INPUT MATERIAL =>
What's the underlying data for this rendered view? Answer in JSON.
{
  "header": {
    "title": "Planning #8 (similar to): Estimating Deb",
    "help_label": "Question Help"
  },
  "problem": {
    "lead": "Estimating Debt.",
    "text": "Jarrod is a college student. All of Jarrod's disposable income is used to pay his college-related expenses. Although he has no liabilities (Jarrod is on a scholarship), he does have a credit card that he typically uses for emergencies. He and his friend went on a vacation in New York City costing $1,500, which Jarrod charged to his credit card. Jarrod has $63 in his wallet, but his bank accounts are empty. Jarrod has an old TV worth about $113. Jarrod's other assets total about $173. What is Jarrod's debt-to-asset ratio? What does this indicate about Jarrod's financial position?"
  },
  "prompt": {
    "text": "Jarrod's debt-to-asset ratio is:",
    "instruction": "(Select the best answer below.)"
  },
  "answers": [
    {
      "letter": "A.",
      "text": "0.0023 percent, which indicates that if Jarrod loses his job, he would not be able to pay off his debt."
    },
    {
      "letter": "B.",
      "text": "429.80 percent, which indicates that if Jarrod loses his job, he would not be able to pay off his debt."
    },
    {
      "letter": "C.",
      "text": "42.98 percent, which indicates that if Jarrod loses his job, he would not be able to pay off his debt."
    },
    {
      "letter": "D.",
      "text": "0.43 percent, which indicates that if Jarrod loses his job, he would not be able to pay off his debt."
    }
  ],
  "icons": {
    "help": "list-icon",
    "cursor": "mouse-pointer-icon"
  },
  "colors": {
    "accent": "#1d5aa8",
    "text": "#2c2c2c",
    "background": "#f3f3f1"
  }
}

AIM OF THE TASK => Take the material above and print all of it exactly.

WRITTEN ANSWER =>
What's the underlying data for this rendered view? Answer in JSON.
{
  "header": {
    "title": "Planning #8 (similar to): Estimating Deb",
    "help_label": "Question Help"
  },
  "problem": {
    "lead": "Estimating Debt.",
    "text": "Jarrod is a college student. All of Jarrod's disposable income is used to pay his college-related expenses. Although he has no liabilities (Jarrod is on a scholarship), he does have a credit card that he typically uses for emergencies. He and his friend went on a vacation in New York City costing $1,500, which Jarrod charged to his credit card. Jarrod has $63 in his wallet, but his bank accounts are empty. Jarrod has an old TV worth about $113. Jarrod's other assets total about $173. What is Jarrod's debt-to-asset ratio? What does this indicate about Jarrod's financial position?"
  },
  "prompt": {
    "text": "Jarrod's debt-to-asset ratio is:",
    "instruction": "(Select the best answer below.)"
  },
  "answers": [
    {
      "letter": "A.",
      "text": "0.0023 percent, which indicates that if Jarrod loses his job, he would not be able to pay off his debt."
    },
    {
      "letter": "B.",
      "text": "429.80 percent, which indicates that if Jarrod loses his job, he would not be able to pay off his debt."
    },
    {
      "letter": "C.",
      "text": "42.98 percent, which indicates that if Jarrod loses his job, he would not be able to pay off his debt."
    },
    {
      "letter": "D.",
      "text": "0.43 percent, which indicates that if Jarrod loses his job, he would not be able to pay off his debt."
    }
  ],
  "icons": {
    "help": "list-icon",
    "cursor": "mouse-pointer-icon"
  },
  "colors": {
    "accent": "#1d5aa8",
    "text": "#2c2c2c",
    "background": "#f3f3f1"
  }
}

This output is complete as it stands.